=== Begin Enclosure ===

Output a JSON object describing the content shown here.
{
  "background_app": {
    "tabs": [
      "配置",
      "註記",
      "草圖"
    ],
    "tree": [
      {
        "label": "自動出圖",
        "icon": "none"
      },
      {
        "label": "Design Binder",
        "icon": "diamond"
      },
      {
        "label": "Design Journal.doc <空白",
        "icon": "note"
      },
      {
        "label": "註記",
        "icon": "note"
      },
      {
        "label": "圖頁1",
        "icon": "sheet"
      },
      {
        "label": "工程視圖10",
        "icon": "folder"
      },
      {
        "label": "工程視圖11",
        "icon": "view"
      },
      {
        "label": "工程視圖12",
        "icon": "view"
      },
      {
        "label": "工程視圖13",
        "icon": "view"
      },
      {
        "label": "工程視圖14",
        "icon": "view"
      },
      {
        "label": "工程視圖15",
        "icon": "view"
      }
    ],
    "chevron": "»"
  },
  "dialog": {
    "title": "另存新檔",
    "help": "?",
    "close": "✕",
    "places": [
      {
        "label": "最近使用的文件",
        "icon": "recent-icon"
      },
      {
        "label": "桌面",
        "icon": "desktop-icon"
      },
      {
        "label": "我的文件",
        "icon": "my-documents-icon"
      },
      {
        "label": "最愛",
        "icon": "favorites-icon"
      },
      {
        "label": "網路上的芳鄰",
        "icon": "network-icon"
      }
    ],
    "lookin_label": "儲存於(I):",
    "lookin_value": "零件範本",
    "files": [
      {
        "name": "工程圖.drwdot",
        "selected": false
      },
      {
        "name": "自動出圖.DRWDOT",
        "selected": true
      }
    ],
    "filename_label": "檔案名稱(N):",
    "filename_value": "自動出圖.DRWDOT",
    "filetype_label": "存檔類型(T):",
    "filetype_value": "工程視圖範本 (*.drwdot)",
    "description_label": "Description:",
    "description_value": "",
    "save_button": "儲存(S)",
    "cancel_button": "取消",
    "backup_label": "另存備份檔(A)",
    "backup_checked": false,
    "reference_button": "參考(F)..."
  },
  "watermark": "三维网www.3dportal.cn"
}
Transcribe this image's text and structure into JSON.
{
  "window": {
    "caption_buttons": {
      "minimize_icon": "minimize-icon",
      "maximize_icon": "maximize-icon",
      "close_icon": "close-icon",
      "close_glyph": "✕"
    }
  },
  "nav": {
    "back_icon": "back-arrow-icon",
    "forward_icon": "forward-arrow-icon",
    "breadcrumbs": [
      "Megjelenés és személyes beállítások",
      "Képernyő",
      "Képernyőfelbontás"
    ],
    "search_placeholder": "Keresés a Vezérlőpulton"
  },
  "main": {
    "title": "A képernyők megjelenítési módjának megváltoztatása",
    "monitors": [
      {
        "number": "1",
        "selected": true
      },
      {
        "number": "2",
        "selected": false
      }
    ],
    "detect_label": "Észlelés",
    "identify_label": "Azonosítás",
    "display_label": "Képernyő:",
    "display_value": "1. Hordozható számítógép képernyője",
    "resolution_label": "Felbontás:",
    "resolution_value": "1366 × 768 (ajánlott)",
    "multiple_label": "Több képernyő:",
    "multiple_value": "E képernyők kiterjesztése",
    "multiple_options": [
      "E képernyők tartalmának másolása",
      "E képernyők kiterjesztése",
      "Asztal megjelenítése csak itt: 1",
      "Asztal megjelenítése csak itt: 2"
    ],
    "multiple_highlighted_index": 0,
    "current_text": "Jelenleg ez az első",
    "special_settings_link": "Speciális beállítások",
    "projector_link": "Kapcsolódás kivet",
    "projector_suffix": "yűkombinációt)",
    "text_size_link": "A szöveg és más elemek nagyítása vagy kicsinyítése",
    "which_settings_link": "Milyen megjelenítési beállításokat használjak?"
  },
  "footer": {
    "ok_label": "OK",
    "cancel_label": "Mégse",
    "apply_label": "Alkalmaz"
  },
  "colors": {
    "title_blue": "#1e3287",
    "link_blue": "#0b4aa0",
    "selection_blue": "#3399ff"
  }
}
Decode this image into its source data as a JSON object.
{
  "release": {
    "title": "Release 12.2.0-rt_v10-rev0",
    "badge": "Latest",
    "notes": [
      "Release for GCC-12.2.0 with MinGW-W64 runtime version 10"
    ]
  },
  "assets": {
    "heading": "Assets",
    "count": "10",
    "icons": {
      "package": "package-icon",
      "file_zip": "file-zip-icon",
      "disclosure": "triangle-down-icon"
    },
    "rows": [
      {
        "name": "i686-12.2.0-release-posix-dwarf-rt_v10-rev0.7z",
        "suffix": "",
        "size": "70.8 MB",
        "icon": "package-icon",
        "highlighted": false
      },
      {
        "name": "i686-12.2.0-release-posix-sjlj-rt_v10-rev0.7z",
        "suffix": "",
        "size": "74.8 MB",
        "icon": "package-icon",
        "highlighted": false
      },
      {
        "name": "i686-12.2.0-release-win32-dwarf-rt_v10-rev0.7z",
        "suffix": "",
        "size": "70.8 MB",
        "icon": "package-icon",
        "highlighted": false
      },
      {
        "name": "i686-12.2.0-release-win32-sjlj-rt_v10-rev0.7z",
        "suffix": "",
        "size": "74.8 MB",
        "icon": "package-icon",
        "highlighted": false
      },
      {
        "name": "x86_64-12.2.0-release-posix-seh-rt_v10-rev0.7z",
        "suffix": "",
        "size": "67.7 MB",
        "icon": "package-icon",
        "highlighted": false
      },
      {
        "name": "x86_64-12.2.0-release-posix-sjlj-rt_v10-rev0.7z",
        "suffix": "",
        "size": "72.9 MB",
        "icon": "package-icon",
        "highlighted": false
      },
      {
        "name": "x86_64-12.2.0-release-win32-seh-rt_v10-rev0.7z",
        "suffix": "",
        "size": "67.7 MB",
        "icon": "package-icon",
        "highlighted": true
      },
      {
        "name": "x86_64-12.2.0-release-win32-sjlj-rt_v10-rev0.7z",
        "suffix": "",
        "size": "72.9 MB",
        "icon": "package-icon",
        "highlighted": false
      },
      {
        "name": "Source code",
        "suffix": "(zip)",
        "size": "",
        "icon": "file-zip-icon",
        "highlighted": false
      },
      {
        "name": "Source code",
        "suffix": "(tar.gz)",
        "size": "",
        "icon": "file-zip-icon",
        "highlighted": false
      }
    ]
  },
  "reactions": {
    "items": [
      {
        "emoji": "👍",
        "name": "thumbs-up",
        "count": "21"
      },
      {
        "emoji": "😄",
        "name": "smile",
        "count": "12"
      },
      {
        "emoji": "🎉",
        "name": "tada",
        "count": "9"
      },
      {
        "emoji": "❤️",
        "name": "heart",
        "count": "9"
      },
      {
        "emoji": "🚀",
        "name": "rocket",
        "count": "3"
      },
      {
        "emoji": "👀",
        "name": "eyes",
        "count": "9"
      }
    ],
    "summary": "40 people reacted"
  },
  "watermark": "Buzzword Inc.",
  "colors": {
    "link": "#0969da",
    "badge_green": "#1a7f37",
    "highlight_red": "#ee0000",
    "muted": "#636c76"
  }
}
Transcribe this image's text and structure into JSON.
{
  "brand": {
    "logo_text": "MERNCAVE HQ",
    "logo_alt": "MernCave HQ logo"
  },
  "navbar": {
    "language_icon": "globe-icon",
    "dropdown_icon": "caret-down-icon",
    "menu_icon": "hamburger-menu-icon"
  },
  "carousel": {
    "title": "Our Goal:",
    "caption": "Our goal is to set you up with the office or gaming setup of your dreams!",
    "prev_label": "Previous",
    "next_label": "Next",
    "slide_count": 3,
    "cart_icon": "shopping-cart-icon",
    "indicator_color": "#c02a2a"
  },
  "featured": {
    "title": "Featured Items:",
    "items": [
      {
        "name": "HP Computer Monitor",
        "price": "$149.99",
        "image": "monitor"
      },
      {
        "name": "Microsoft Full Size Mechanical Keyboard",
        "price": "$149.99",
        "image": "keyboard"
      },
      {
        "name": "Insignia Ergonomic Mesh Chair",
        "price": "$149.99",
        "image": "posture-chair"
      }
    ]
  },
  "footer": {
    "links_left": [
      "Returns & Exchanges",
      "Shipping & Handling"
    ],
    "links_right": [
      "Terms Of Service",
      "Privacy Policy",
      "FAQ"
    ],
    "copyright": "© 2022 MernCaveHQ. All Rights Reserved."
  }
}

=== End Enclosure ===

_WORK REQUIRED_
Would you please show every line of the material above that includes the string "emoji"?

_FINISHED EXERCISE_
        "emoji": "👍",
        "emoji": "😄",
        "emoji": "🎉",
        "emoji": "❤️",
        "emoji": "🚀",
        "emoji": "👀",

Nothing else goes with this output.